:: EXCERPTED DATA ::
[Start of section]

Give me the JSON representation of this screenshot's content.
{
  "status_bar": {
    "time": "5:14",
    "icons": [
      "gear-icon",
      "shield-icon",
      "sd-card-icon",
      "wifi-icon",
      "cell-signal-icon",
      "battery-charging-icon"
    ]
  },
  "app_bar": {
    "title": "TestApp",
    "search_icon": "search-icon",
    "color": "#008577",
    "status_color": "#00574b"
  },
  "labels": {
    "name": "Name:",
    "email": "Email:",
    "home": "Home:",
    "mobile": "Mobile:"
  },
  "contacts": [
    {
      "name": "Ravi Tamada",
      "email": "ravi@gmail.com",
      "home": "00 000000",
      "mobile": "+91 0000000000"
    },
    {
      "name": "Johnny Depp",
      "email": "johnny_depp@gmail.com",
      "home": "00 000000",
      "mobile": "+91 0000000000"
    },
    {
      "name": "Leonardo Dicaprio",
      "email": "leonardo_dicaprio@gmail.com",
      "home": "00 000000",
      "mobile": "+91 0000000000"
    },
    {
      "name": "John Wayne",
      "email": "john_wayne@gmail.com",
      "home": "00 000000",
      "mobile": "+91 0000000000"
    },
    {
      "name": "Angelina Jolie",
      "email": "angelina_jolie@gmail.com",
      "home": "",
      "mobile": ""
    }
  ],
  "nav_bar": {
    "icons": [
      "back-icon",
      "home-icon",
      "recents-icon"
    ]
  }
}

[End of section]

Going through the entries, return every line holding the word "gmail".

      "email": "ravi@gmail.com",
      "email": "johnny_depp@gmail.com",
      "email": "leonardo_dicaprio@gmail.com",
      "email": "john_wayne@gmail.com",
      "email": "angelina_jolie@gmail.com",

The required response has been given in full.